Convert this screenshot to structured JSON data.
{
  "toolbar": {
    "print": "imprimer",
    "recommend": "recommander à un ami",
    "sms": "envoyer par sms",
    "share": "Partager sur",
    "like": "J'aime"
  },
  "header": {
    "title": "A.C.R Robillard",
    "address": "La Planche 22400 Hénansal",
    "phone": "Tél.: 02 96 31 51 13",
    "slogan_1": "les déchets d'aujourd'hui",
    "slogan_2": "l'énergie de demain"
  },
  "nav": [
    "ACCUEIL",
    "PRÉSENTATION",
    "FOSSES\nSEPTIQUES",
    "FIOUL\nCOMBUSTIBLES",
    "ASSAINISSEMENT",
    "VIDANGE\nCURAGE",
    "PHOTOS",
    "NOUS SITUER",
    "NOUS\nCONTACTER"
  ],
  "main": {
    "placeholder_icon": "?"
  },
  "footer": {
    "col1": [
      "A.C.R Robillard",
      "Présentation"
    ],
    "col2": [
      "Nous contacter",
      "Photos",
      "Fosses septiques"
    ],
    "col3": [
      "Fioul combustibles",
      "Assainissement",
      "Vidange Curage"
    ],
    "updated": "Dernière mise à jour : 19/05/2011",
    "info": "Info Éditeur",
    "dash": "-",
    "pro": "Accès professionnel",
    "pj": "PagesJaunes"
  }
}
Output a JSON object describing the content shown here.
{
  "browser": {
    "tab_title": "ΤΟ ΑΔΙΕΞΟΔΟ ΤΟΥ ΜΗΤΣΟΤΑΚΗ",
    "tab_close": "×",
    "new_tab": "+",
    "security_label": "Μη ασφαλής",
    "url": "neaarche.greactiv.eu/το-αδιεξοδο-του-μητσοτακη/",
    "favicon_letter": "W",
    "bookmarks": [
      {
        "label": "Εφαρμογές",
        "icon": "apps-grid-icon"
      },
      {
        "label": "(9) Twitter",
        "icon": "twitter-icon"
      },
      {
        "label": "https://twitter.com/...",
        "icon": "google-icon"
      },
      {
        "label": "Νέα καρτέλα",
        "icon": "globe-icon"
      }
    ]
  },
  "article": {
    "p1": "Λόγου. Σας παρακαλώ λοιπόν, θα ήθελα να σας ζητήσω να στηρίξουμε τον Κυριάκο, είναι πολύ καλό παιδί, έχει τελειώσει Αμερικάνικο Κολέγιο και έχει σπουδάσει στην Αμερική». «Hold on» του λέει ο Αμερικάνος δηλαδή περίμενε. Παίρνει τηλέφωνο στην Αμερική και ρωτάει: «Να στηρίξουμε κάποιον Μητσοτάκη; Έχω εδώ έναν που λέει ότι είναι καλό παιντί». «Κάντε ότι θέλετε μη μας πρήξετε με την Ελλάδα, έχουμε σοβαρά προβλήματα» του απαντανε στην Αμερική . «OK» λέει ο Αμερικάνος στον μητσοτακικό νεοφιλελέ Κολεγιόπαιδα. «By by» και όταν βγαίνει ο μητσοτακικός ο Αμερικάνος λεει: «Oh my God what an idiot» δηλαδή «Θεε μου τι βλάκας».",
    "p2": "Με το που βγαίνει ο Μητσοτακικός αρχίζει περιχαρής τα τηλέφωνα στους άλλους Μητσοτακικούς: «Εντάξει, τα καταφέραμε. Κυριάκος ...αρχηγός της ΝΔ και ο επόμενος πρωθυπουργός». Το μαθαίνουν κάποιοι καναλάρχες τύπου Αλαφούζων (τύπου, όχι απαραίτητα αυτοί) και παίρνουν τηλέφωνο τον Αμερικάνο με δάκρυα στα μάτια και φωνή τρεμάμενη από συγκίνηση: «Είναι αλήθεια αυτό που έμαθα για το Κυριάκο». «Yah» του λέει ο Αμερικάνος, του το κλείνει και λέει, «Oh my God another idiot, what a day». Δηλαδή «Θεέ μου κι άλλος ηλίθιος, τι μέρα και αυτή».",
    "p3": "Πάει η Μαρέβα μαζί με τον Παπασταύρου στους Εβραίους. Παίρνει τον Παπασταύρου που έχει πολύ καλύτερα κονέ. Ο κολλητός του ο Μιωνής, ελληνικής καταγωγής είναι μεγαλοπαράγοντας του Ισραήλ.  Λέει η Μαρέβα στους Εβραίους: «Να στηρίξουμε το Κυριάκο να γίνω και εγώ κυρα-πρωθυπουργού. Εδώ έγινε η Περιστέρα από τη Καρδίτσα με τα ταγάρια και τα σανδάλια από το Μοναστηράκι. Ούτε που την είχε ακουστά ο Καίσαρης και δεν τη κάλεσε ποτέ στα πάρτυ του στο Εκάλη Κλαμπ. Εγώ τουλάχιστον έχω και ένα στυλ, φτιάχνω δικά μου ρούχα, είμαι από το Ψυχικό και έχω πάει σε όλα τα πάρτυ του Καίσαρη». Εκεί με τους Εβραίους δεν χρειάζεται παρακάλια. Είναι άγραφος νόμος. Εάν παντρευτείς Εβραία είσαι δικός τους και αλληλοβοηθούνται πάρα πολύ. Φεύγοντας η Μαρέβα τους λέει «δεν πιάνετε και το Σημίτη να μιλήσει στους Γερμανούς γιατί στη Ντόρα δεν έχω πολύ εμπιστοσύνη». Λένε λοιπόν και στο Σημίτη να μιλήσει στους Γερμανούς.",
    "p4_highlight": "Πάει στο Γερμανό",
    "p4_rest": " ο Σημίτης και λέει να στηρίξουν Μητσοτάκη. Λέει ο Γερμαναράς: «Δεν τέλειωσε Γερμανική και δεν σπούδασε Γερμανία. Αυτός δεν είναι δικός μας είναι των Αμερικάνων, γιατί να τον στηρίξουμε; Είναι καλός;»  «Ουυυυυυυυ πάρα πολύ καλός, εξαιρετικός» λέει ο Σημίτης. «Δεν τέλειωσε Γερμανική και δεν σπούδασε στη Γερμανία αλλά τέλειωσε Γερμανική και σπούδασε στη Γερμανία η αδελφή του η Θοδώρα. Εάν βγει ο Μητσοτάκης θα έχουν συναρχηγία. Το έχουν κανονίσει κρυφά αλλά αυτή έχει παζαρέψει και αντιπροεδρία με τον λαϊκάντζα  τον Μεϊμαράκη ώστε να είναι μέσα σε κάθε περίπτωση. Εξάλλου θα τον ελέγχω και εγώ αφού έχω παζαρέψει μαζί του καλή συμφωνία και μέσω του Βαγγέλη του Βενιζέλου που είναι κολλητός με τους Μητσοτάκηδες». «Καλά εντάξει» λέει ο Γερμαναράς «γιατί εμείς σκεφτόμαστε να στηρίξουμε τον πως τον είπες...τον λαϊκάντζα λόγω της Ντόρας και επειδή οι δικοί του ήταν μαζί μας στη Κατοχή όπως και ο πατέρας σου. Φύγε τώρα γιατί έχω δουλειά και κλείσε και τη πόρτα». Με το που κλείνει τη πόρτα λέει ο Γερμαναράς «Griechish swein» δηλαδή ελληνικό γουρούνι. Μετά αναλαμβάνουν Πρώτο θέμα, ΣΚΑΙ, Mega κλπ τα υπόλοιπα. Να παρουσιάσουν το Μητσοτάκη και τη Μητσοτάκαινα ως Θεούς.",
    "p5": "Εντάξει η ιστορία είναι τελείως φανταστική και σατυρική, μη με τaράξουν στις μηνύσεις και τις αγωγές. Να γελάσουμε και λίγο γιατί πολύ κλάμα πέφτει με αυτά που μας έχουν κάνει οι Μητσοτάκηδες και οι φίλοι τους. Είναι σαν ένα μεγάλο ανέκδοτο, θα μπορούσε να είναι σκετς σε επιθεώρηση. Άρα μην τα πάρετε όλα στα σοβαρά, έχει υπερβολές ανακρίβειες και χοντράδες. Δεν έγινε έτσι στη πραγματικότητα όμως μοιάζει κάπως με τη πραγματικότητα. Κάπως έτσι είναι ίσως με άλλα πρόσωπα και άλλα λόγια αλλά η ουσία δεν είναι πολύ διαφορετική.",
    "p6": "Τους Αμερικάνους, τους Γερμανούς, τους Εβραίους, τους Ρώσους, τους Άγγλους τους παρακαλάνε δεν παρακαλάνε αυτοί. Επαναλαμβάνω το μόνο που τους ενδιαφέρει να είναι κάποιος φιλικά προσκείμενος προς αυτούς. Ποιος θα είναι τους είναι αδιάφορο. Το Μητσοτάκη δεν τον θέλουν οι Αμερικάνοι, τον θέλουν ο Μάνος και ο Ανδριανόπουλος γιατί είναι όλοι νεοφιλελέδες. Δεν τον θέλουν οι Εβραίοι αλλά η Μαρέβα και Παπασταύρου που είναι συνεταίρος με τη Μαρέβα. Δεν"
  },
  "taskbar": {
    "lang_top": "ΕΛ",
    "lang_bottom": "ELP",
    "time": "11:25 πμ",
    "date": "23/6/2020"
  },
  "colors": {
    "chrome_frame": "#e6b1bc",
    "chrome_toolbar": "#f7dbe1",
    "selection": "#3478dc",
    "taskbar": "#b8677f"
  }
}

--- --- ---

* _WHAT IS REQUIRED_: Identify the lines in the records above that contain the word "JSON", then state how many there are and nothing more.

* _SOLUTION FOR THIS EXERCISE_: 2